Some campaigns meet a spectacular end, detonating on themselves and imploding into a singularity of stupid, like a political supernova. If the past is any indication, this is the path of Donald Trump.
However, some campaigns fizzle like flat Coca-Cola. They slip into the ignominious Hall of “Wait, you really ran? And thought you could win?”
This, it appears, is the fate of the Rick Perry campaign, as aides say that he can no longer afford to pay his staff.
All That Ego Hurts His Back
The man known as Governor Goodhair isn’t the sharpest tool in the shed; in fact, he is to presidential material what crayons are to weed removal.
In the past, former Governor of Texas Rick Perry has proclaimed the American revolution happened in the 16th century, that freedom of religion doesn’t mean freedom from religion, and the — what’s the third one? The third one… I can never seem to remember it.
Last month, Rick Perry imploded on Fox News, blaming his stupidity in 2012 on a combination of bad luck and a bad back:
Wallace asked Perry what he learned, and the former Texas governor responded, ‘Well, number one, you gotta be healthy, and secondly, you gotta prepare, and it takes years of preparation, I would suggest to you.’
In this interview, Rick Perry admitted that he is lazy, makes bad decisions, and he is unprepared. The foundation of his presidential campaign appears to be vote for me because my back doesn’t hurt, and I studied this time.
And things aren’t looking any better this time around, either.
Stalled At The Starting Line
Perry just barely missed qualifying for the big boy debate on Fox News last week, despite a concerted effort from the former Texas governor to reintroduce himself to the right-wing voters. This is just the latest in a long string of failures that have plagued Perry’s campaign.
That one aide, requesting anonymity to speak about how Perry’s campaign works, revealed that Perry has stopped paying his staff and that they don’t expect to see pay for the next few weeks says all that needs to be said about Perry’s campaign.
Despite these grim financial troubles, there are a number of “Super PACS” who support Governor Goodhair’s candidacy sitting on more than $10 million. A pro-Perry super PAC netted $16.8 million last month, even though Perry’s fundraising gains were a meager $1 million.
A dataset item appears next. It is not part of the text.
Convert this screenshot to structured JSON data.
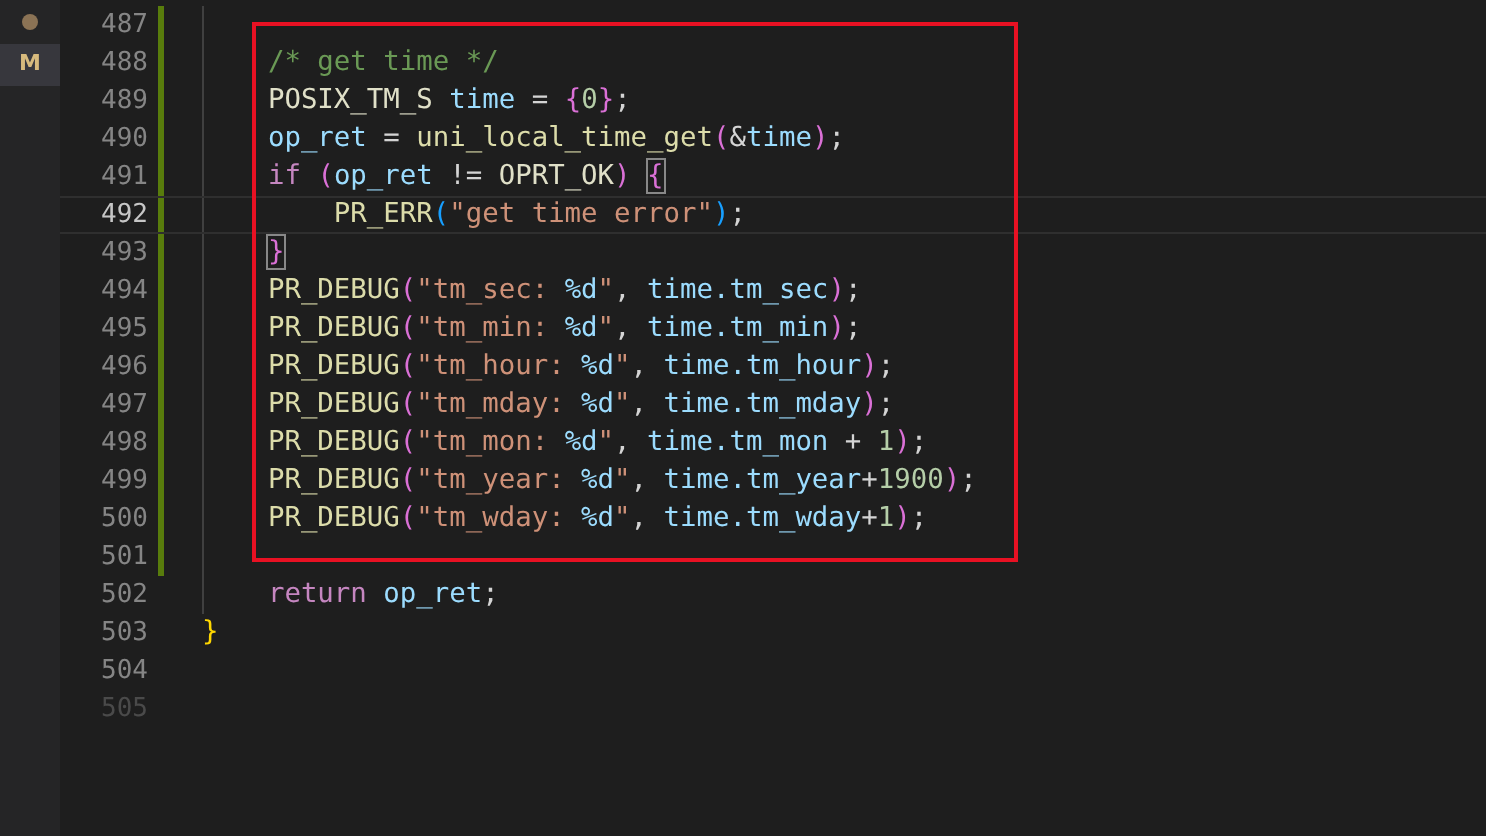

Not that this money helps any; while confident that they have “plenty of money to put him in position to finish in the top three or even win Iowa,” Austin Barbour, a campaign strategist for Perry’s super PACs, is barred from communicating with Perry’s campaign about what can be done for staff overhead.
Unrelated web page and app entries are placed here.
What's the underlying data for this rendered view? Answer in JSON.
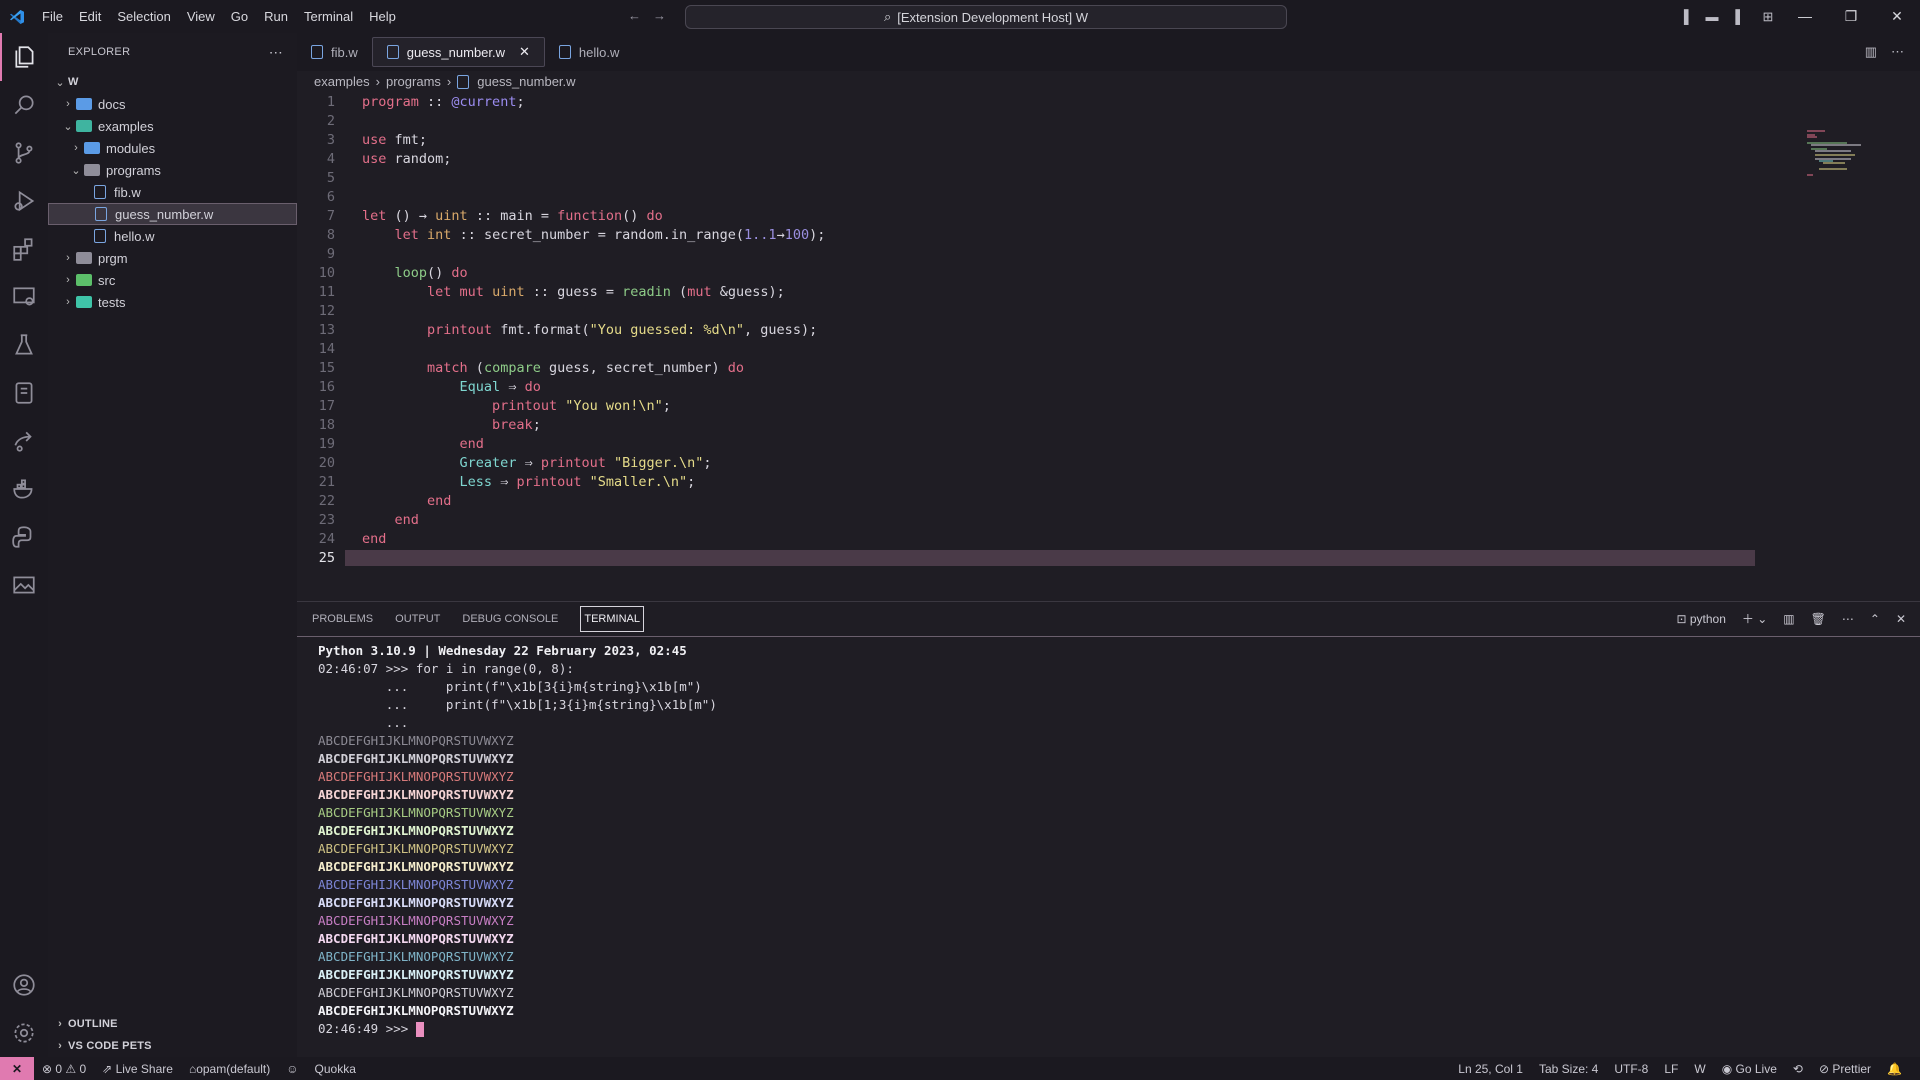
{
  "menu": [
    "File",
    "Edit",
    "Selection",
    "View",
    "Go",
    "Run",
    "Terminal",
    "Help"
  ],
  "command_center": "[Extension Development Host] W",
  "explorer": {
    "title": "EXPLORER",
    "root": "W",
    "items": [
      {
        "label": "docs",
        "indent": 1,
        "chev": ">",
        "color": "#5b9be6"
      },
      {
        "label": "examples",
        "indent": 1,
        "chev": "v",
        "color": "#3fb4a0"
      },
      {
        "label": "modules",
        "indent": 2,
        "chev": ">",
        "color": "#5b9be6"
      },
      {
        "label": "programs",
        "indent": 2,
        "chev": "v",
        "color": "#8f8d99"
      },
      {
        "label": "fib.w",
        "indent": 3,
        "file": true
      },
      {
        "label": "guess_number.w",
        "indent": 3,
        "file": true,
        "selected": true
      },
      {
        "label": "hello.w",
        "indent": 3,
        "file": true
      },
      {
        "label": "prgm",
        "indent": 1,
        "chev": ">",
        "color": "#8f8d99"
      },
      {
        "label": "src",
        "indent": 1,
        "chev": ">",
        "color": "#5cbf6a"
      },
      {
        "label": "tests",
        "indent": 1,
        "chev": ">",
        "color": "#3fc4a8"
      }
    ],
    "outline": "OUTLINE",
    "pets": "VS CODE PETS"
  },
  "tabs": [
    {
      "label": "fib.w",
      "active": false
    },
    {
      "label": "guess_number.w",
      "active": true
    },
    {
      "label": "hello.w",
      "active": false
    }
  ],
  "breadcrumb": [
    "examples",
    "programs",
    "guess_number.w"
  ],
  "code": [
    [
      [
        "kw",
        "program"
      ],
      [
        "pu",
        " :: "
      ],
      [
        "at",
        "@current"
      ],
      [
        "pu",
        ";"
      ]
    ],
    [],
    [
      [
        "kw",
        "use"
      ],
      [
        "pu",
        " fmt;"
      ]
    ],
    [
      [
        "kw",
        "use"
      ],
      [
        "pu",
        " random;"
      ]
    ],
    [],
    [],
    [
      [
        "kw",
        "let"
      ],
      [
        "pu",
        " () → "
      ],
      [
        "ty",
        "uint"
      ],
      [
        "pu",
        " :: main = "
      ],
      [
        "kw",
        "function"
      ],
      [
        "pu",
        "() "
      ],
      [
        "kw",
        "do"
      ]
    ],
    [
      [
        "pu",
        "    "
      ],
      [
        "kw",
        "let"
      ],
      [
        "pu",
        " "
      ],
      [
        "ty",
        "int"
      ],
      [
        "pu",
        " :: secret_number = random."
      ],
      [
        "pu",
        "in_range("
      ],
      [
        "nm",
        "1..1"
      ],
      [
        "pu",
        "→"
      ],
      [
        "nm",
        "100"
      ],
      [
        "pu",
        ");"
      ]
    ],
    [],
    [
      [
        "pu",
        "    "
      ],
      [
        "fn",
        "loop"
      ],
      [
        "pu",
        "() "
      ],
      [
        "kw",
        "do"
      ]
    ],
    [
      [
        "pu",
        "        "
      ],
      [
        "kw",
        "let mut"
      ],
      [
        "pu",
        " "
      ],
      [
        "ty",
        "uint"
      ],
      [
        "pu",
        " :: guess = "
      ],
      [
        "fn",
        "readin"
      ],
      [
        "pu",
        " ("
      ],
      [
        "kw",
        "mut"
      ],
      [
        "pu",
        " &guess);"
      ]
    ],
    [],
    [
      [
        "pu",
        "        "
      ],
      [
        "kw",
        "printout"
      ],
      [
        "pu",
        " fmt.format("
      ],
      [
        "st",
        "\"You guessed: %d\\n\""
      ],
      [
        "pu",
        ", guess);"
      ]
    ],
    [],
    [
      [
        "pu",
        "        "
      ],
      [
        "kw",
        "match"
      ],
      [
        "pu",
        " ("
      ],
      [
        "fn",
        "compare"
      ],
      [
        "pu",
        " guess, secret_number) "
      ],
      [
        "kw",
        "do"
      ]
    ],
    [
      [
        "pu",
        "            "
      ],
      [
        "vr",
        "Equal"
      ],
      [
        "pu",
        " ⇒ "
      ],
      [
        "kw",
        "do"
      ]
    ],
    [
      [
        "pu",
        "                "
      ],
      [
        "kw",
        "printout"
      ],
      [
        "pu",
        " "
      ],
      [
        "st",
        "\"You won!\\n\""
      ],
      [
        "pu",
        ";"
      ]
    ],
    [
      [
        "pu",
        "                "
      ],
      [
        "kw",
        "break"
      ],
      [
        "pu",
        ";"
      ]
    ],
    [
      [
        "pu",
        "            "
      ],
      [
        "kw",
        "end"
      ]
    ],
    [
      [
        "pu",
        "            "
      ],
      [
        "vr",
        "Greater"
      ],
      [
        "pu",
        " ⇒ "
      ],
      [
        "kw",
        "printout"
      ],
      [
        "pu",
        " "
      ],
      [
        "st",
        "\"Bigger.\\n\""
      ],
      [
        "pu",
        ";"
      ]
    ],
    [
      [
        "pu",
        "            "
      ],
      [
        "vr",
        "Less"
      ],
      [
        "pu",
        " ⇒ "
      ],
      [
        "kw",
        "printout"
      ],
      [
        "pu",
        " "
      ],
      [
        "st",
        "\"Smaller.\\n\""
      ],
      [
        "pu",
        ";"
      ]
    ],
    [
      [
        "pu",
        "        "
      ],
      [
        "kw",
        "end"
      ]
    ],
    [
      [
        "pu",
        "    "
      ],
      [
        "kw",
        "end"
      ]
    ],
    [
      [
        "kw",
        "end"
      ]
    ],
    []
  ],
  "current_line": 25,
  "panel": {
    "tabs": [
      "PROBLEMS",
      "OUTPUT",
      "DEBUG CONSOLE",
      "TERMINAL"
    ],
    "active": "TERMINAL",
    "shell": "python"
  },
  "terminal": {
    "header": "Python 3.10.9 | Wednesday 22 February 2023, 02:45",
    "lines": [
      "02:46:07 >>> for i in range(0, 8):",
      "         ...     print(f\"\\x1b[3{i}m{string}\\x1b[m\")",
      "         ...     print(f\"\\x1b[1;3{i}m{string}\\x1b[m\")",
      "         ..."
    ],
    "alphabet": "ABCDEFGHIJKLMNOPQRSTUVWXYZ",
    "colors": [
      "#8c8a94",
      "#d0ced6",
      "#d77a7a",
      "#f4d4d4",
      "#a7cc84",
      "#e0f4d0",
      "#cfc284",
      "#f4eccc",
      "#7d86d6",
      "#d8dcf8",
      "#c77ec4",
      "#f4d8f0",
      "#7fb4c8",
      "#d8eef4",
      "#d0ced6",
      "#f4f4f8"
    ],
    "bold": [
      false,
      true,
      false,
      true,
      false,
      true,
      false,
      true,
      false,
      true,
      false,
      true,
      false,
      true,
      false,
      true
    ],
    "prompt": "02:46:49 >>> "
  },
  "status": {
    "errors": "⊗ 0 ⚠ 0",
    "liveshare": "Live Share",
    "opam": "opam(default)",
    "quokka": "Quokka",
    "position": "Ln 25, Col 1",
    "tabsize": "Tab Size: 4",
    "encoding": "UTF-8",
    "eol": "LF",
    "lang": "W",
    "golive": "Go Live",
    "prettier": "Prettier"
  }
}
Despite this, the groups are willing to pick up the costs traditionally associated with running a campaign:
We raised so much money we have the ability to support him in a number of ways. And we’ve been looking at all different ways to support him, not just paid media.
And even if the super PACs absorbed the staff payroll, the aides would still be looking at a 120-day period before they could get involved in any of the super PACs’ activities.
Still, Rick Perry has no intention of shifting from a state strategy to an all-in-on-Iowa strategy. According to Katon Dawson, a former South Carolina Republican chairman and aide to Rick Perry, “We have events in South Carolina in August and September that will be great.”
He also recalled that John McCain ran into similar financial woes during the 2007 cycle and managed to make a comeback with a low-budget campaign to win the Republican nomination — after which, Mr. Dawson conveniently forgot to mention, McCain nominated Sarah Palin as his VP and turned his campaign, and his party, into a national joke.
Just like Governor Goodhair.
Feature image via Wikimedia Commons